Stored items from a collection
_ _ _ _ _ _ _

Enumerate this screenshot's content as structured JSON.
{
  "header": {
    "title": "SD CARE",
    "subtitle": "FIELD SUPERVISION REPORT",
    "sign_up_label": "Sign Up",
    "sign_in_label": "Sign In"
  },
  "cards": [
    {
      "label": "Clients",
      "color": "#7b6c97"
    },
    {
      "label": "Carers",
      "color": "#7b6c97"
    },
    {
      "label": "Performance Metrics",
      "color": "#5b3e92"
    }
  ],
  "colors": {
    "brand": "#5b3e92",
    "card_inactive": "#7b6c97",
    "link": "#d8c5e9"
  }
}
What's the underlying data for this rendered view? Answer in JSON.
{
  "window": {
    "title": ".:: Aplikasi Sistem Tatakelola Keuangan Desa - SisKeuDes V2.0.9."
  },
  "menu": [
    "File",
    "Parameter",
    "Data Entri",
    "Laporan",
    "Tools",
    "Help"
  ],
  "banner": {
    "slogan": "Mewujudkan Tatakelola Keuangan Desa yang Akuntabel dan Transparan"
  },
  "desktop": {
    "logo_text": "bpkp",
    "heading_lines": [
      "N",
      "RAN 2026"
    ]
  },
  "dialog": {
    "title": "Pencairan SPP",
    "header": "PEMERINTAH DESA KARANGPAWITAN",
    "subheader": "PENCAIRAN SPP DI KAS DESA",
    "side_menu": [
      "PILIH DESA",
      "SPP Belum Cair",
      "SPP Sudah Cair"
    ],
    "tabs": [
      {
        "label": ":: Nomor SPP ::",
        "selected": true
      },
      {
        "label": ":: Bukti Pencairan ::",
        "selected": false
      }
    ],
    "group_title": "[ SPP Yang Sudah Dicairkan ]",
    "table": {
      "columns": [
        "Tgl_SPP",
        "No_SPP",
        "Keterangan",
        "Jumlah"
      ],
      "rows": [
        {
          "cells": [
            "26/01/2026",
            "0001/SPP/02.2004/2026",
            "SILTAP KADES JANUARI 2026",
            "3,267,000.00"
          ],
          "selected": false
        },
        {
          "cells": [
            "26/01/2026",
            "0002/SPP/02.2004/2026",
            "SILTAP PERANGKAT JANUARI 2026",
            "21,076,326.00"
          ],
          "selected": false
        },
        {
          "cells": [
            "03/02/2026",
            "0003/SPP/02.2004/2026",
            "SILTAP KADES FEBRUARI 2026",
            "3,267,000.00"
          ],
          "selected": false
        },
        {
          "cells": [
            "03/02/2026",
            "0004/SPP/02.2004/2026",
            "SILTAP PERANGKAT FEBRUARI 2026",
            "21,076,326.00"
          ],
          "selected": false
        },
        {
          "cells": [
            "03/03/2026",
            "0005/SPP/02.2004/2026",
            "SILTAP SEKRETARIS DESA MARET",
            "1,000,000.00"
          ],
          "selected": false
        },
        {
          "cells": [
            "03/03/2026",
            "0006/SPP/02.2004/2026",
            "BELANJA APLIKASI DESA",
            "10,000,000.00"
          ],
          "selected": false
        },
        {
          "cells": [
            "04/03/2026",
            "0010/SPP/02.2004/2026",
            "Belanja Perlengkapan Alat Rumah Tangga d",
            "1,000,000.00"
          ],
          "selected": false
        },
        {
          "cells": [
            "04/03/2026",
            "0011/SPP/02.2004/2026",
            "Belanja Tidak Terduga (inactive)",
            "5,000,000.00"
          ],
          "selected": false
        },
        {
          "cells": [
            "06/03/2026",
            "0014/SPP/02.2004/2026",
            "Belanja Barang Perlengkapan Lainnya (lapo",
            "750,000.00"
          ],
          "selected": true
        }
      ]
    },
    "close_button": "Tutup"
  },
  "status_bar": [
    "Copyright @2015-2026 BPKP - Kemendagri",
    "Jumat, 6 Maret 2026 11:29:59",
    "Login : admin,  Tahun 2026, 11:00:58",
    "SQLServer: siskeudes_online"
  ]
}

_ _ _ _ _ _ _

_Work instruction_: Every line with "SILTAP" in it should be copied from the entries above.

_Answer section_:
            "SILTAP KADES JANUARI 2026",
            "SILTAP PERANGKAT JANUARI 2026",
            "SILTAP KADES FEBRUARI 2026",
            "SILTAP PERANGKAT FEBRUARI 2026",
            "SILTAP SEKRETARIS DESA MARET",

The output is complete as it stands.